Eilat Glikman (Physics) has received funding from the NASA-funded Space Telescope Science Institute to continue her ongoing research related to observations made by the Hubble Space Telescope. The main goal of this project, titled Testing the Merger Hypothesis for Black Hole/Galaxy Co-Evolution at z-2, is to image the host galaxies of rapidly growing black holes to test whether galaxy mergers provide the necessary fuel that feed the growing black holes.

Leticia Arroyo Abad (Economics & IPE) was awarded the Franklin Research Grant by the American Philosophical Society and the Arthur H. Cole Grant  by the Economic History Association to fund her sabbatical project The Fiscal Roots of Latin American Inequality. Leticia will spend some time in the archives in Madrid and the spring semester as a visiting fellow at the London School of Economics.

Maggie Clinton (History) has been awarded a grant from the Center for Chinese Studies in Taipei, Taiwan in support of her 2013-14 leave. The grant provides round-trip travel and support for three months in Spring 2014 at the Center, where she plans to conduct research and complete the manuscript for her book project Revolutionary Nativism: Fascism and Culture in China, 1925-1937.

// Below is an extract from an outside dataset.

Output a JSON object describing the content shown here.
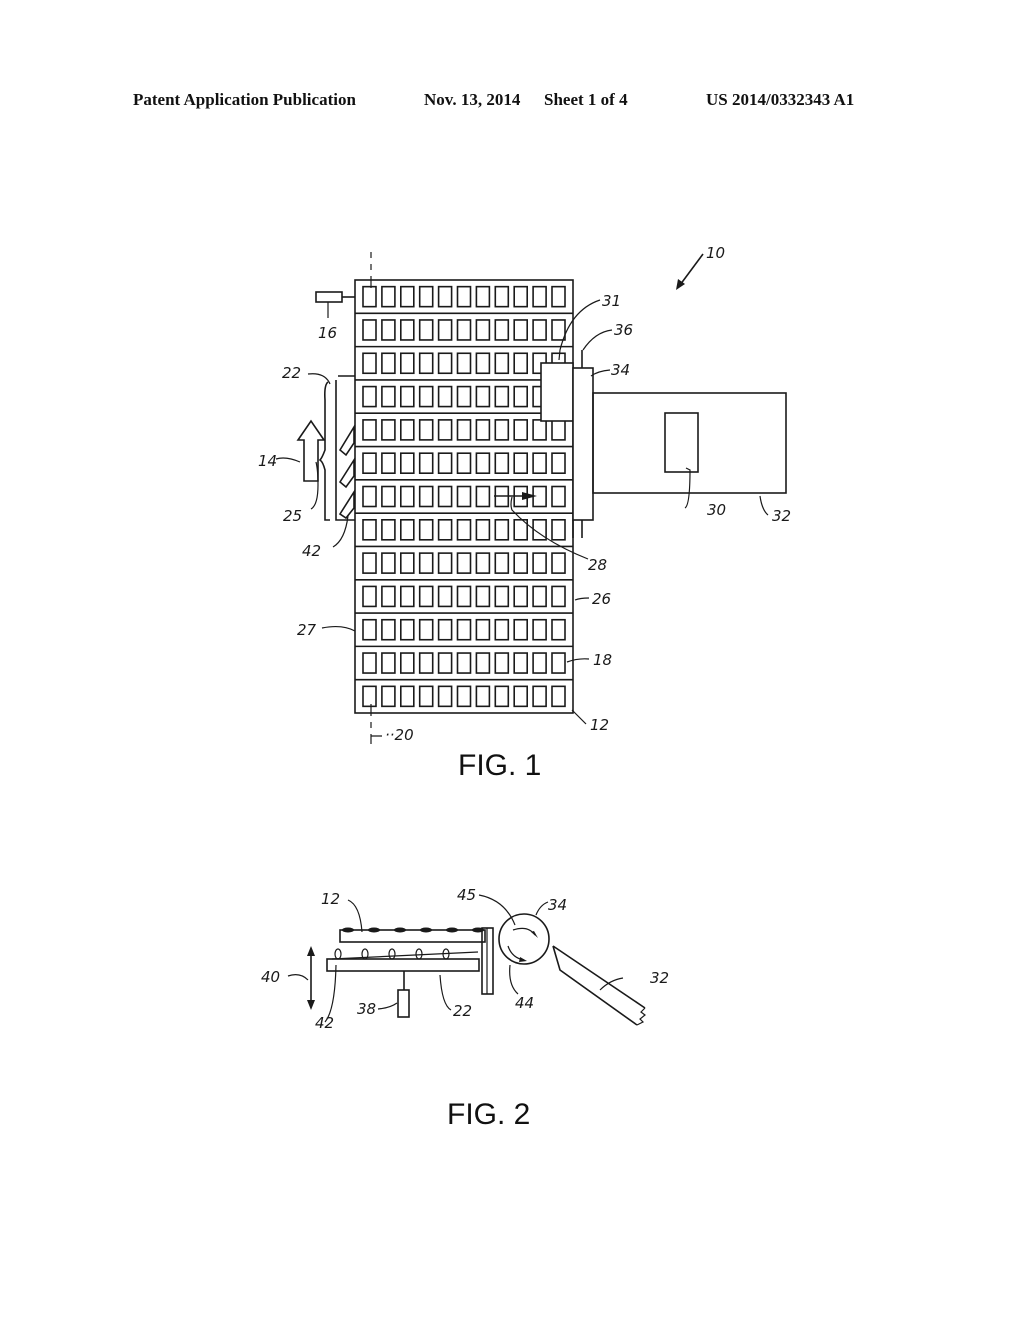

Daniel Scharstein (Computer Science) has been awarded a grant through the National Science Foundation’s RUI mechanism for his project titled Image Matching in the Wild. The project aims to improve the way that stereo-vision and optical-flow algorithms work in the presence of common challenges such as reflective surfaces, lighting changes, imperfect calibration, and unknown acquisition conditions. The award will fund materials and supplies for three summers of research, conference travel, and research stipends for six undergraduate students.

Vermont Genetics Network grants for Research in the Biomedical Sciences
Middlebury College is one of the baccalaureate partner institutions participating in a major grant from the National Institutes of Health to the University of Vermont. This grant continues the Vermont Genetics Network support that has been a significant source of funding for faculty and student research in the past decade. This year, Mark Spritzer (Biology) received support for ongoing research related to adult neurogenesis (title: Effects of Social Interactions on Hippocampal Neurogenesis in Adult Male Rats). The grant provides funding for summer effort in 2013 and includes a stipend for one undergraduate student; another of his students will receive a stipend through a separate VGN grant.

The Jack Miller Center has awarded the College a grant to help with the expenses of Constitution Day events to be held at Middlebury in September.  This grant is the result of a proposal submitted by Murray Dry and Keegan Callanan (both Political Science) and will augment resources for this event available from the Department of Political Science, EIA Civic Engagement, and the Pre-Law Program. The Jack Miller Center is “dedicated to enriching education in America’s founding principles and history."